Aslan said much more in his interview worthy of refutation, but what transpires through all the rhetorical dodges, whitewashing and clever distortions of fact he (and others defending religion) have offered us since Maher delivered his anti-Islamic monologue is not that one faith is better or less violent than another, but that religion itself is to blame. Religion, in interfering with the free exercise of our critical faculties, in setting out an outlandishly untrue history of the cosmos and humankind’s position in it, and in purporting universality that some are willing to die and kill for, is more than just what the physicist Steven Weinberg called “an insult to human dignity;” it is, in our age of weapons of mass destruction and increasing global instability, a threat to us all.

[R]eligion must be dumped, ushered out of the public arena and back into the private, personal realm for those still inclined to harbor it or too weak to do without it. No thinking person need feel pressured into condoning or excusing faith-based brutalities out of well-meaning but incorrect liberal sentiments.

Nonbelievers need to approach faith as a subject like any other, one we can talk about and criticize without fear of causing offense – or, in the case of Islam, concern for our physical safety.

This is in fact our constitutional right. The First Amendment forbids Congress from establishing an official religion and protects free speech – including speech that offends the sentiments of believers. If we disbelieve what religion’s canon tells us, we need to say so openly, and in mixed company, pointing out that no rational person could believe it or accept it as true and valid, were it not for indoctrination, immaturity, willful abandonment of reason, fear, or simple feeblemindedness.
We can also cease displaying knee-jerk respect for those who propagate faith. 
There's more, but in sum, the piece makes a case that I have tried to make often: religion deserves no deference nor do its adherents regardless of their particular faith.  Logic, reason and intellect should hold the "godly" accountable for their atrocities and daily abuse and discrimination against others. 

1 comment:

Eric Linder said...

"[R]eligion must be dumped, ushered out of the public arena and back into the private, personal realm for those still inclined to harbor it or too weak to do without it."

This blanket assessment includes, I have to assume, Dorothy Day (Founder of the Catholic Workers' Movement in the depths of the Depression to assist and speak for those at the bottom of the heap), Dietrich Bonhoeffer (pastor and theologian whose burning contempt for Naziism and care for its victims led him to a rope in 1945)' Desmond Tutu (among the leaders in the anti-apartheid struggle and who now speaks up for GLBT Africans wherever he goes), and Dr. Martin Luther King--to whom even you need no introduction.

Really, Mr. Hamar.

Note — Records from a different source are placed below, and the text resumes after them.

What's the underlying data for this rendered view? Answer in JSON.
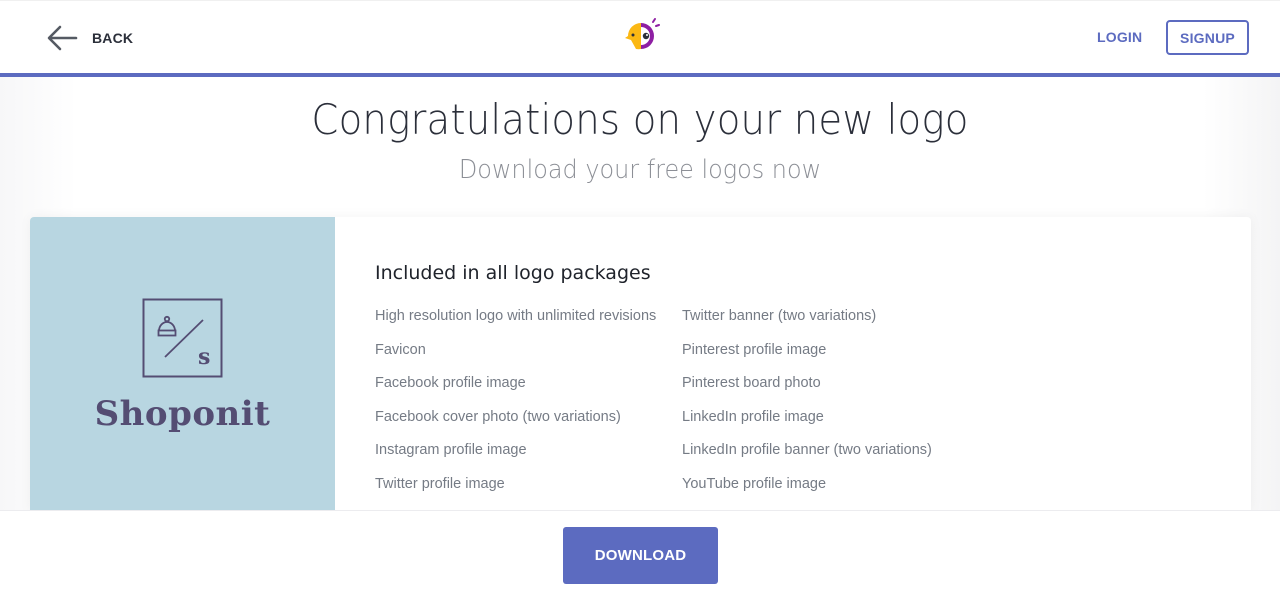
{
  "header": {
    "back_label": "BACK",
    "login_label": "LOGIN",
    "signup_label": "SIGNUP",
    "brand_icon": "parrot-logo-icon",
    "accent_color": "#5c6bc0"
  },
  "hero": {
    "title": "Congratulations on your new logo",
    "subtitle": "Download your free logos now"
  },
  "logo_preview": {
    "brand_name": "Shoponit",
    "monogram_letter": "s",
    "mark_icon": "beanie-hat-icon",
    "background_color": "#b8d6e1",
    "foreground_color": "#544d73"
  },
  "package": {
    "title": "Included in all logo packages",
    "column_1": [
      "High resolution logo with unlimited revisions",
      "Favicon",
      "Facebook profile image",
      "Facebook cover photo (two variations)",
      "Instagram profile image",
      "Twitter profile image"
    ],
    "column_2": [
      "Twitter banner (two variations)",
      "Pinterest profile image",
      "Pinterest board photo",
      "LinkedIn profile image",
      "LinkedIn profile banner (two variations)",
      "YouTube profile image"
    ]
  },
  "footer": {
    "download_label": "DOWNLOAD"
  }
}
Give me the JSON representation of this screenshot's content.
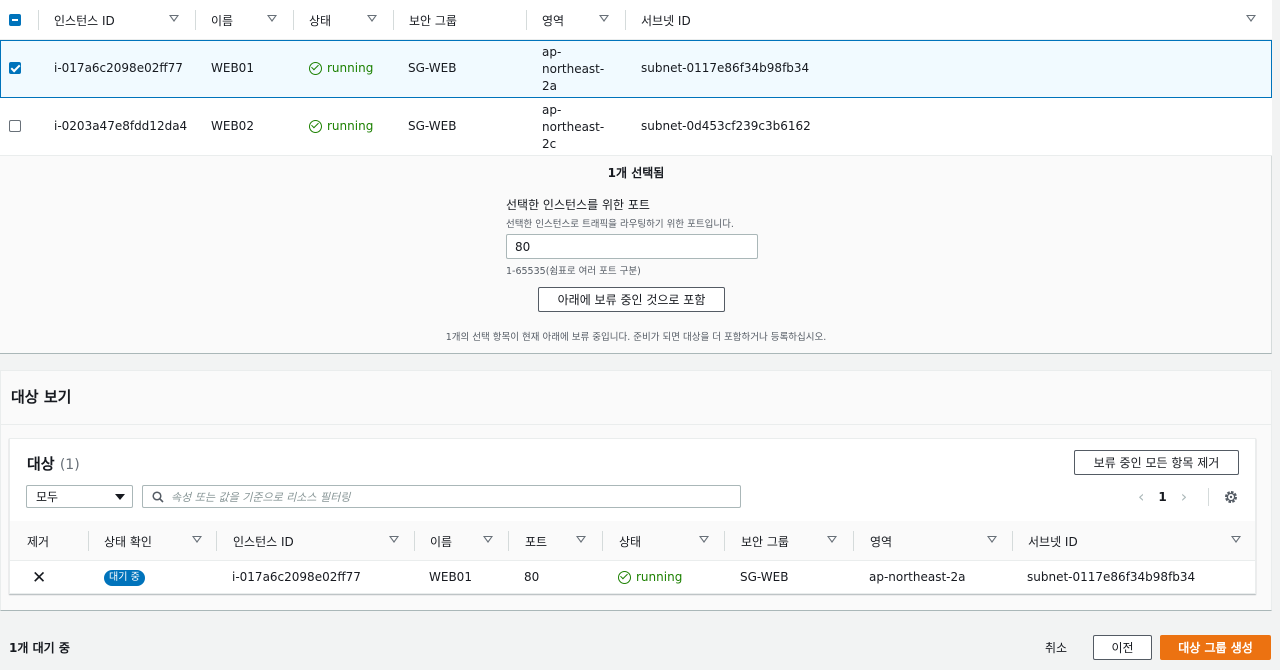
{
  "instances_table": {
    "columns": [
      "인스턴스 ID",
      "이름",
      "상태",
      "보안 그룹",
      "영역",
      "서브넷 ID"
    ],
    "rows": [
      {
        "checked": true,
        "instance_id": "i-017a6c2098e02ff77",
        "name": "WEB01",
        "status": "running",
        "security_group": "SG-WEB",
        "region_lines": [
          "ap-",
          "northeast-",
          "2a"
        ],
        "subnet": "subnet-0117e86f34b98fb34"
      },
      {
        "checked": false,
        "instance_id": "i-0203a47e8fdd12da4",
        "name": "WEB02",
        "status": "running",
        "security_group": "SG-WEB",
        "region_lines": [
          "ap-",
          "northeast-",
          "2c"
        ],
        "subnet": "subnet-0d453cf239c3b6162"
      }
    ]
  },
  "selection": {
    "count_text": "1개 선택됨",
    "port_title": "선택한 인스턴스를 위한 포트",
    "port_desc": "선택한 인스턴스로 트래픽을 라우팅하기 위한 포트입니다.",
    "port_value": "80",
    "port_hint": "1-65535(쉼표로 여러 포트 구분)",
    "include_button": "아래에 보류 중인 것으로 포함",
    "pending_note": "1개의 선택 항목이 현재 아래에 보류 중입니다. 준비가 되면 대상을 더 포함하거나 등록하십시오."
  },
  "targets_view": {
    "section_title": "대상 보기",
    "card_title": "대상",
    "card_count": "(1)",
    "remove_all_button": "보류 중인 모든 항목 제거",
    "filter_select": "모두",
    "search_placeholder": "속성 또는 값을 기준으로 리소스 필터링",
    "page_number": "1",
    "columns": [
      "제거",
      "상태 확인",
      "인스턴스 ID",
      "이름",
      "포트",
      "상태",
      "보안 그룹",
      "영역",
      "서브넷 ID"
    ],
    "row": {
      "health": "대기 중",
      "instance_id": "i-017a6c2098e02ff77",
      "name": "WEB01",
      "port": "80",
      "status": "running",
      "security_group": "SG-WEB",
      "region": "ap-northeast-2a",
      "subnet": "subnet-0117e86f34b98fb34"
    }
  },
  "footer": {
    "pending_count": "1개 대기 중",
    "cancel": "취소",
    "previous": "이전",
    "create": "대상 그룹 생성"
  },
  "colors": {
    "accent": "#0073bb",
    "primary_button": "#ec7211",
    "running": "#1d8102"
  }
}
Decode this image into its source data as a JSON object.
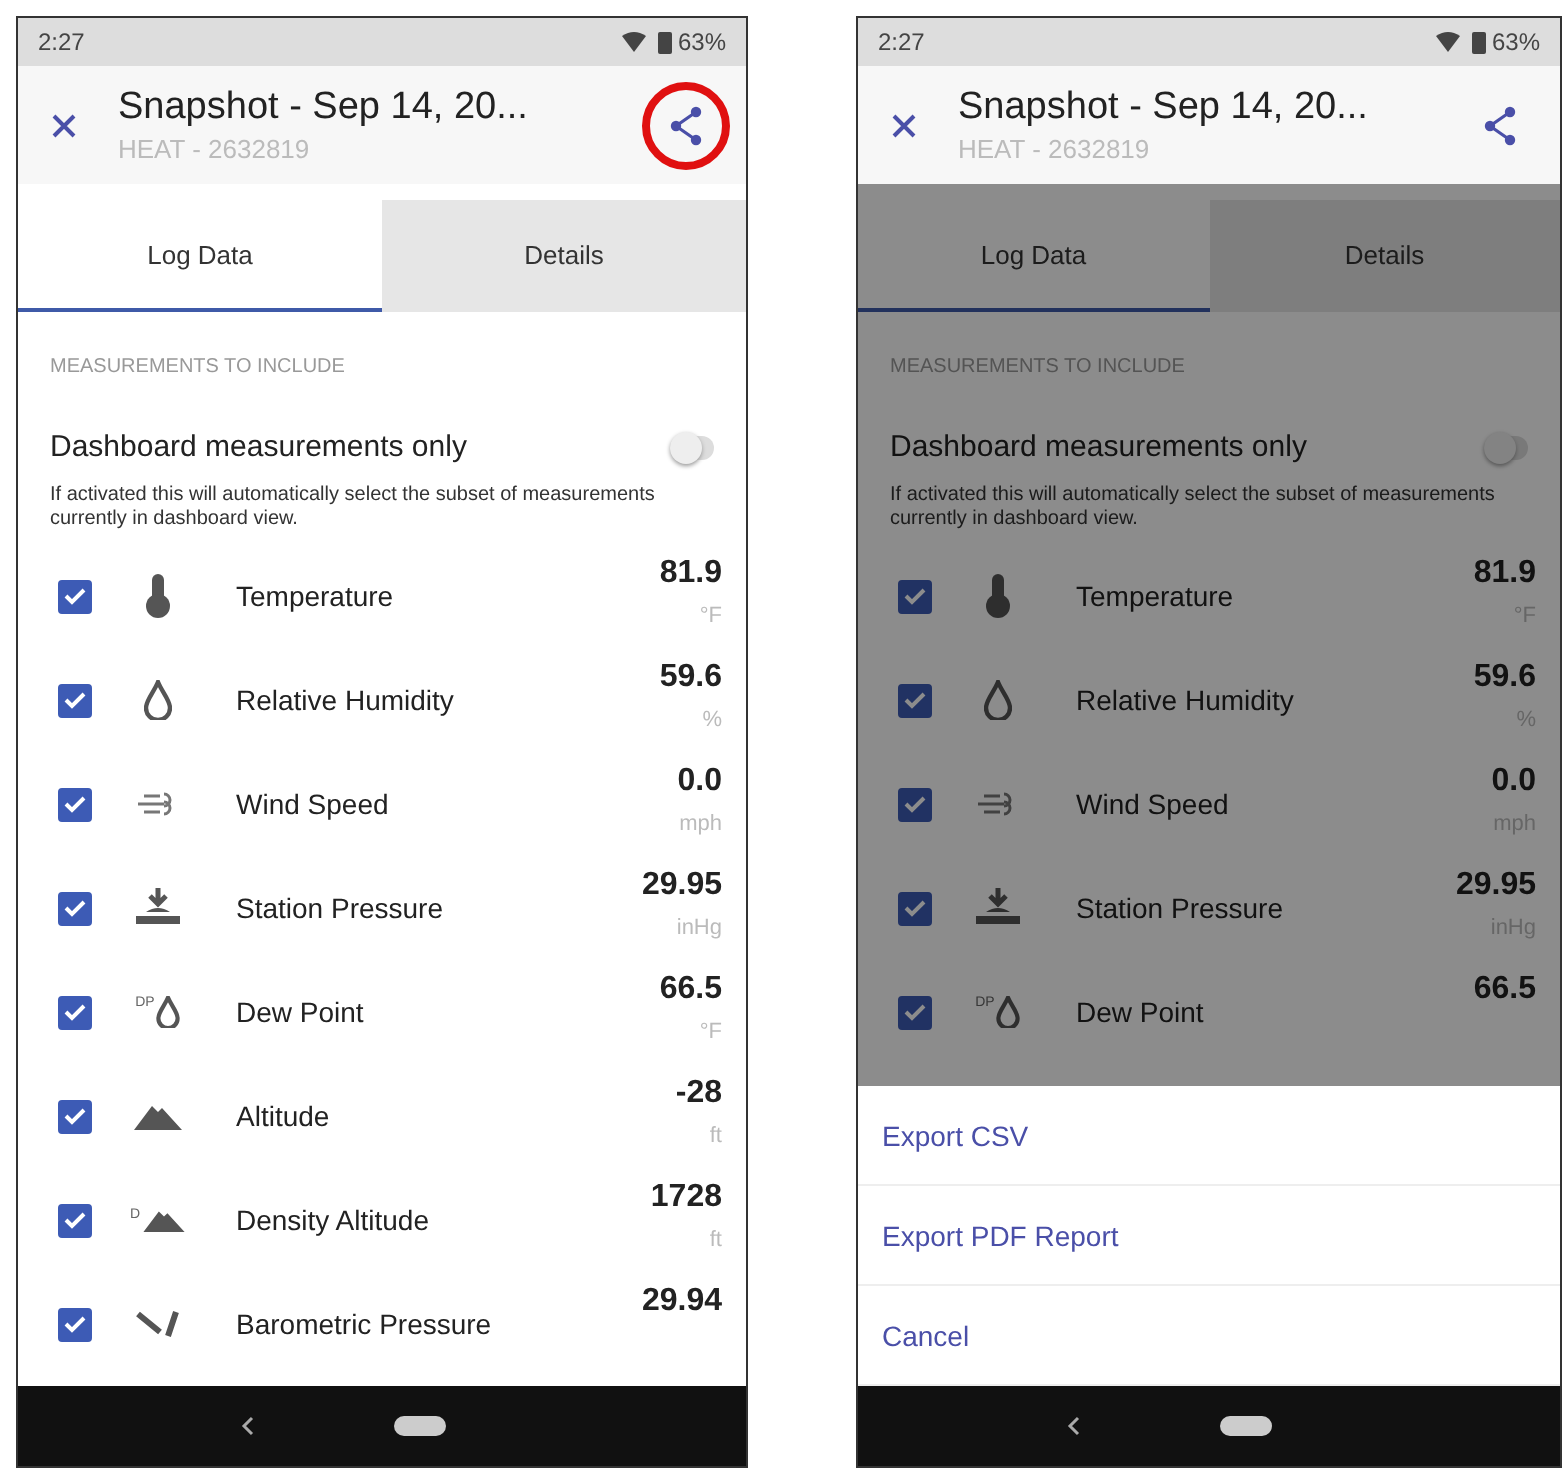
{
  "screens": [
    {
      "status_bar": {
        "time": "2:27",
        "battery": "63%"
      },
      "header": {
        "title": "Snapshot - Sep 14, 20...",
        "subtitle": "HEAT - 2632819",
        "share_circled": true
      },
      "tabs": [
        {
          "label": "Log Data",
          "selected": true
        },
        {
          "label": "Details",
          "selected": false
        }
      ],
      "section_label": "MEASUREMENTS TO INCLUDE",
      "toggle": {
        "label": "Dashboard measurements only",
        "on": false,
        "hint": "If activated this will automatically select the subset of measurements currently in dashboard view."
      },
      "dimmed": false,
      "rows": [
        {
          "kind": "thermometer",
          "name": "Temperature",
          "value": "81.9",
          "unit": "°F",
          "checked": true
        },
        {
          "kind": "drop",
          "name": "Relative Humidity",
          "value": "59.6",
          "unit": "%",
          "checked": true
        },
        {
          "kind": "wind",
          "name": "Wind Speed",
          "value": "0.0",
          "unit": "mph",
          "checked": true
        },
        {
          "kind": "pressure",
          "name": "Station Pressure",
          "value": "29.95",
          "unit": "inHg",
          "checked": true
        },
        {
          "kind": "dew_point",
          "icon_text": "DP",
          "name": "Dew Point",
          "value": "66.5",
          "unit": "°F",
          "checked": true
        },
        {
          "kind": "mountain",
          "name": "Altitude",
          "value": "-28",
          "unit": "ft",
          "checked": true
        },
        {
          "kind": "density_mountain",
          "icon_text": "D",
          "name": "Density Altitude",
          "value": "1728",
          "unit": "ft",
          "checked": true
        },
        {
          "kind": "barometer",
          "name": "Barometric Pressure",
          "value": "29.94",
          "checked": true
        }
      ]
    },
    {
      "status_bar": {
        "time": "2:27",
        "battery": "63%"
      },
      "header": {
        "title": "Snapshot - Sep 14, 20...",
        "subtitle": "HEAT - 2632819"
      },
      "tabs": [
        {
          "label": "Log Data",
          "selected": true
        },
        {
          "label": "Details",
          "selected": false
        }
      ],
      "section_label": "MEASUREMENTS TO INCLUDE",
      "toggle": {
        "label": "Dashboard measurements only",
        "on": false,
        "hint": "If activated this will automatically select the subset of measurements currently in dashboard view."
      },
      "dimmed": true,
      "rows": [
        {
          "kind": "thermometer",
          "name": "Temperature",
          "value": "81.9",
          "unit": "°F",
          "checked": true
        },
        {
          "kind": "drop",
          "name": "Relative Humidity",
          "value": "59.6",
          "unit": "%",
          "checked": true
        },
        {
          "kind": "wind",
          "name": "Wind Speed",
          "value": "0.0",
          "unit": "mph",
          "checked": true
        },
        {
          "kind": "pressure",
          "name": "Station Pressure",
          "value": "29.95",
          "unit": "inHg",
          "checked": true
        },
        {
          "kind": "dew_point",
          "icon_text": "DP",
          "name": "Dew Point",
          "value": "66.5",
          "checked": true
        }
      ],
      "sheet": [
        {
          "label": "Export CSV"
        },
        {
          "label": "Export PDF Report"
        },
        {
          "label": "Cancel"
        }
      ]
    }
  ]
}
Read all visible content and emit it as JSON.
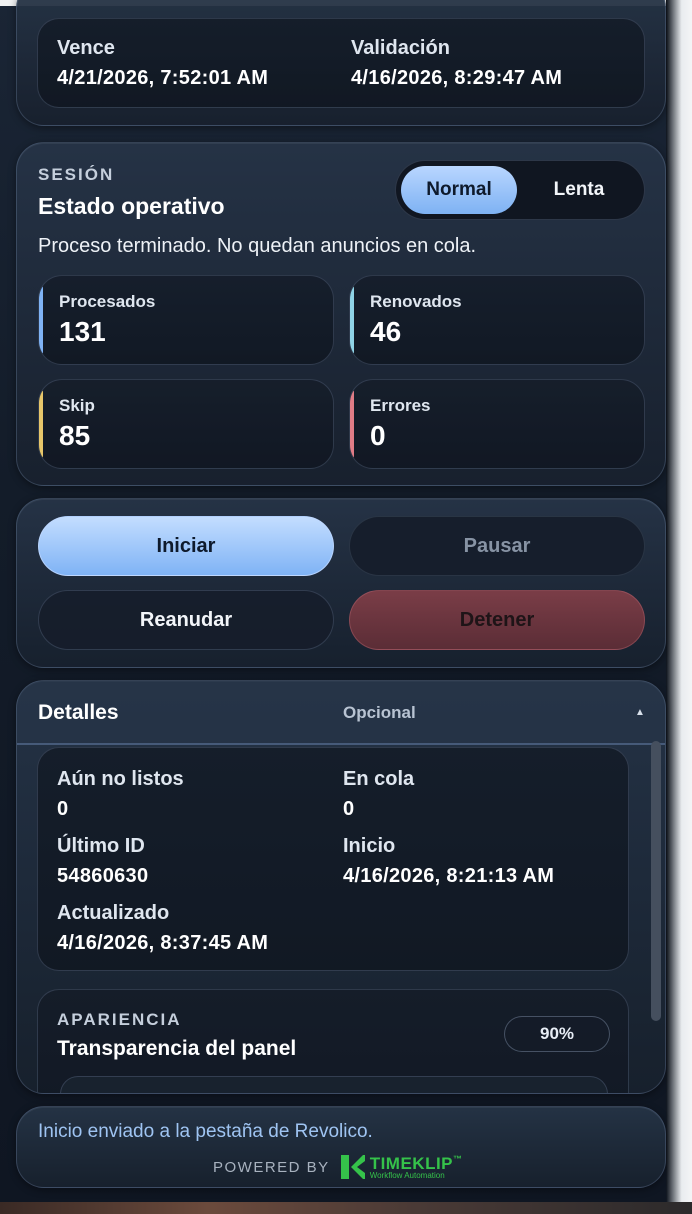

You sound daily more and more like those you so often rightly oppose. Don't damage your cause with such sweeping vituperation.

Eric Linder, a regular reader and frequent appreciator of your blog. But not one prepared to abandon his own critical intelligence.